Starting a tax practice is proven to grow your existing financial services business. Clients are uncertain about the future of the economic landscape and the best way to take advantage of it. This opens the door for you to take advantage of the opportunity that taxes provide to your growing business.
Are you interested in starting a tax practice? Ask yourself the following questions:
- Do you aspire to become a truly holistic advisor?
- Are you entrepreneurial and looking to grow?
- Do you need more prospects coming into your office?
- Are you interested in providing better advice to your clients?
- Do you want to add additional rainmakers to your business?
You don’t need a tax background to get started; you will become more competent and confident in tax planning over time. Taxes aren’t a one-time thing; you will deliver ongoing advice and provide solutions to tax concerns. This will differentiate you as a unique, multi-solution financial advisor and showcase your firm’s capabilities to a new group of potential clients.
Starting a tax practice from the ground up can be daunting for even the most seasoned professional. Do you jump in with both feet, or should you test the waters before fully committing? There are advantages and disadvantages to both.
There are three ways to incorporate taxes into an existing financial practice–you can build one yourself, borrow clients from a current tax firm, or you can buy a tax practice. In this article, we focus on building and borrowing.
Starting a Tax Practice Yourself
The most successful advisors are always thinking about growth. They want to find new prospects or increase their offerings to expand services available to existing clients. You can accomplish both simultaneously, without adding a lot of personal time and effort, by building a tax practice within your financial services business.
The goal of building a tax practice is to eventually convert those clients to financial services clients. Tax preparation allows you to get in front of them once a year. This will enable you to review their taxes with them and provide an overview of how to include their tax strategy as part of a holistic financial plan.
The tax client might not be ready for your other services at first, but you’ll be there when they are ready.

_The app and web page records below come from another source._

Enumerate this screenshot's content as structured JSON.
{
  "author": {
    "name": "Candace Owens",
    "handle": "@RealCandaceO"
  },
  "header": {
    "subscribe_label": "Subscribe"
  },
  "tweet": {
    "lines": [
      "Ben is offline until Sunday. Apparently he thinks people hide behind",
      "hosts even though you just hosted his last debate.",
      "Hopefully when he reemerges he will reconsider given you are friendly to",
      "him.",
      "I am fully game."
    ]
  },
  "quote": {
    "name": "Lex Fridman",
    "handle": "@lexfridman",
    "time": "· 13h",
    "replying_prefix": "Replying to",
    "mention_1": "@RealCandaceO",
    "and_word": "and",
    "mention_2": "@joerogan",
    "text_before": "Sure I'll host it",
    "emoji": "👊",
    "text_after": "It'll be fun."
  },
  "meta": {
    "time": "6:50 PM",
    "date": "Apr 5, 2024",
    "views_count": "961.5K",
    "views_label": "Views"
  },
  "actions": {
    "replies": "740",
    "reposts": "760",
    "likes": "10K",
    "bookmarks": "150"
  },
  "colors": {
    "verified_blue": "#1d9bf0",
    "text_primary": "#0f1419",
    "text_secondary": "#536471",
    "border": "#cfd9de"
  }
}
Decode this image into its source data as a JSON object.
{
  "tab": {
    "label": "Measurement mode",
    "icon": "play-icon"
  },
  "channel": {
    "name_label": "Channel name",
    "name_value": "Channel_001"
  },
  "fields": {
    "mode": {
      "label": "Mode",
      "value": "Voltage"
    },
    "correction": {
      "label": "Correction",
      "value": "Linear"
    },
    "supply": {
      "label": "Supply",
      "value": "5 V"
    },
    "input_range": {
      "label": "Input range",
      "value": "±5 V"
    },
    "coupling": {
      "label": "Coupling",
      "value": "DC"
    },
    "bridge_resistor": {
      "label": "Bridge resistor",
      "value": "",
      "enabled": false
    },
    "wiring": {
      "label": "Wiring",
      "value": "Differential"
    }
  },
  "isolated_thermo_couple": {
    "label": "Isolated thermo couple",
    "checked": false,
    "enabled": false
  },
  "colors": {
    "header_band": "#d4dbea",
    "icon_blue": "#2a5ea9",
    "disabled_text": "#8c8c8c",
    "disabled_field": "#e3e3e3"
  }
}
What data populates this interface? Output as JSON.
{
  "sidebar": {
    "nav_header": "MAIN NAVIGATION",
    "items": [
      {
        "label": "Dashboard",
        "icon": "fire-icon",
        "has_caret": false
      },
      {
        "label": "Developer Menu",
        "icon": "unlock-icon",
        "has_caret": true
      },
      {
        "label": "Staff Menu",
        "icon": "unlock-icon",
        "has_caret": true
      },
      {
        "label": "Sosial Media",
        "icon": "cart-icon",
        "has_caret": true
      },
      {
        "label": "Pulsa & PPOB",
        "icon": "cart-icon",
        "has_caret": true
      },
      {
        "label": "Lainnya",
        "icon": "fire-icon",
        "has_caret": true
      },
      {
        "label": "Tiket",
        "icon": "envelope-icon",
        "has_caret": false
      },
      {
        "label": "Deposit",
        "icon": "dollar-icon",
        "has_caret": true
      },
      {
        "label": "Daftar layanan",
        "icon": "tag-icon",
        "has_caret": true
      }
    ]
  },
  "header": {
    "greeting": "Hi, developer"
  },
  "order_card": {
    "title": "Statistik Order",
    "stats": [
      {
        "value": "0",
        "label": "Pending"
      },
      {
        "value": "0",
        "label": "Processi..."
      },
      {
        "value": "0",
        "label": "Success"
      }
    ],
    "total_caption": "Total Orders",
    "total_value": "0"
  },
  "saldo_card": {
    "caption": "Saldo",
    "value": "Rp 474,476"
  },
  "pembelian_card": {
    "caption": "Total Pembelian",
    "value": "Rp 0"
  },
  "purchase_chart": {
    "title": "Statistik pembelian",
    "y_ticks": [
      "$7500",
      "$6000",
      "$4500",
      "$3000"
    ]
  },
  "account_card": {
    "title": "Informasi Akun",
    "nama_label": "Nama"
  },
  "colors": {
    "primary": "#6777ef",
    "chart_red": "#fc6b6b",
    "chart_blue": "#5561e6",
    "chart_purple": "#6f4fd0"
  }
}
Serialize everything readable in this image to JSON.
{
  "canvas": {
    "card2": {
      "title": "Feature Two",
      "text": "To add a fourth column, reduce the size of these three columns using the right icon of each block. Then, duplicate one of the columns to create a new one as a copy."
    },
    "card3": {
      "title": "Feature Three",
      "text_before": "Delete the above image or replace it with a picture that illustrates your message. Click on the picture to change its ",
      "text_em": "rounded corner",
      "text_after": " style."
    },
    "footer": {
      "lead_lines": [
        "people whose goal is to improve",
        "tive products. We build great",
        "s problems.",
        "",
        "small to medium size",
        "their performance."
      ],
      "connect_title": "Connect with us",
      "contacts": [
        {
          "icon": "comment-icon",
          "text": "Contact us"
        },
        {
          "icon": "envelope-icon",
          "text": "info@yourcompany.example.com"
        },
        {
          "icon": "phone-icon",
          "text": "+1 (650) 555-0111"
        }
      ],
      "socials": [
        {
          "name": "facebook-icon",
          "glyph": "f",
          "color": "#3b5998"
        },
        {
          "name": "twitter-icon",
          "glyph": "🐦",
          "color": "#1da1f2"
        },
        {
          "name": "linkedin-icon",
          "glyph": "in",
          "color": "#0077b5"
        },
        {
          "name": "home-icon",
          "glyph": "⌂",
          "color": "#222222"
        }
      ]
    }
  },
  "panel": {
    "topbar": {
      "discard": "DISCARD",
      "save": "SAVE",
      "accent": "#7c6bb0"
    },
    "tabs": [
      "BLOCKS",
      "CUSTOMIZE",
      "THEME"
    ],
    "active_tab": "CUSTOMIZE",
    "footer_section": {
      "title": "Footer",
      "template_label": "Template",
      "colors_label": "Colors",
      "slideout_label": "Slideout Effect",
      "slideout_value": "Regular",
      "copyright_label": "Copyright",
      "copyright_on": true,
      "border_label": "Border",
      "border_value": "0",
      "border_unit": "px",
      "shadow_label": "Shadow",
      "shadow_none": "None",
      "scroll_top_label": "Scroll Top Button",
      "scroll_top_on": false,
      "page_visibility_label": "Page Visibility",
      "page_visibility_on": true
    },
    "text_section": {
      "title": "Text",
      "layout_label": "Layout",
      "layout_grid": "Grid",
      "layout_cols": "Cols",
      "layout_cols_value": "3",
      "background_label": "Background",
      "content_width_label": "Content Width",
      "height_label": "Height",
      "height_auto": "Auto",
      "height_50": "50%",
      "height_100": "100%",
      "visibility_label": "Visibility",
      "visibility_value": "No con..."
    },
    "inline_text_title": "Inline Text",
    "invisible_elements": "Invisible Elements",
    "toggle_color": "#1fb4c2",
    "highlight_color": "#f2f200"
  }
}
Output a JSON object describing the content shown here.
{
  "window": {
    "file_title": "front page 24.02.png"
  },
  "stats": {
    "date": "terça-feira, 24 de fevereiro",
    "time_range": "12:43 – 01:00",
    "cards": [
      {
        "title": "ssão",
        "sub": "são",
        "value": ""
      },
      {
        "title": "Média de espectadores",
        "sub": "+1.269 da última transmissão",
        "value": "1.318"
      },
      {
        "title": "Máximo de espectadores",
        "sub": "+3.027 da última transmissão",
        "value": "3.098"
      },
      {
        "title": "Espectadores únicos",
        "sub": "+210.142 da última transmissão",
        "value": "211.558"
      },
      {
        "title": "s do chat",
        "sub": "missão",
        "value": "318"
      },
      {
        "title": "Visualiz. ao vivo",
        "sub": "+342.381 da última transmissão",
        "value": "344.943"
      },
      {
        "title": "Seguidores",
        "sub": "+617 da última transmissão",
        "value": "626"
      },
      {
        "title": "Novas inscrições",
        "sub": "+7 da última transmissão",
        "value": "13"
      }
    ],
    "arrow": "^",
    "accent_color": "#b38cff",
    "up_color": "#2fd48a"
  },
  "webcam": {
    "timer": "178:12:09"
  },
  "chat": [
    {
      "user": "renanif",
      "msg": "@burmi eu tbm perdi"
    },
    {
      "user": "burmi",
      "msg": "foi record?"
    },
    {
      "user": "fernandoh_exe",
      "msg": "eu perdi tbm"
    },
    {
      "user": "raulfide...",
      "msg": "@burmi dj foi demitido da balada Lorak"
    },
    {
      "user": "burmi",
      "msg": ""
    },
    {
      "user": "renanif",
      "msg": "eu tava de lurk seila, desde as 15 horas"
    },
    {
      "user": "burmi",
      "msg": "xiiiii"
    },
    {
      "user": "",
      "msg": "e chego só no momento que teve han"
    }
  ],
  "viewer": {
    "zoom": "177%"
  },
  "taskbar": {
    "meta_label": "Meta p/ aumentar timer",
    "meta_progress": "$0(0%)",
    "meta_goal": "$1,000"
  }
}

There are several steps you need to follow when starting a tax practice. First, you need to build the foundation before starting a tax practice, everything from office space and software to pens and business cards.
Next, you should hire a tax professional or CPA to prepare tax returns and market the practice to bring in new prospects and clients.
Finally, make sure you hire someone to assist with appointment setting and other office management tasks.
In Stage 1, things will be modest. For the first year or two, it will be you and two accountants handling all the business, between 100-400 returns.
During Stage 2, you should be processing 400-1000 returns, so you’ll need to hire an additional advisor and possibly a tax practice manager.
By the time you reach Stage 3, your office will have 1000-2000 tax clients, with the potential addition of another advisor and additional accountants.
- Brings revenue directly to the firm
- Tax practice revenue is net profit
- The cost of getting a potential client in front of you is low
- Profitable lead generation solution
- You control the business and how the returns are delivered
- Become a better holistic planner when you incorporate the taxes
- It’s a lot of work
- It takes a lot of time that you could be using to focus on financial planning
- You will need to hire more team members to handle the business
- You’re responsible for overseeing the day-to-day operations until growth warrants hiring a tax manager
Borrowing Clients from an Existing Tax Firm
To determine if a tax practice will work for you without creating one from scratch, you can partner with an existing tax firm to borrow their clients.
You offer their clients tax management and holistic financial planning while they still use their in-house CPAs for tax preparation. You or one of your associates will then meet with the clients to go over their returns and explain tax planning strategies for the coming year. This gives you an excellent platform to attract new clients to your financial practice.
Set up a cost-sharing arrangement so that a percentage of any new business goes back to the host tax firm as part of the agreement.
- The audience is already made up of tax clients
- You don’t have the staffing expenses of hiring CPAs
- Tax firm’s location can serve as your second office for meetings
- You’re the next logical buyer when the owner sells or retires.
- Marketing is out of your control
- You have little say in the staffing choices
Although the accountant will initially meet with the client and prepare the taxes, the financial advisor should present the completed tax documents. During this time, you should go over the services your financial practice can provide, outline any tax strategies, and develop a relationship with the client from year to year.
Now that you know how to build your own tax business, and borrow clients from an existing firm, don’t miss our blog on how to purchase a tax practice.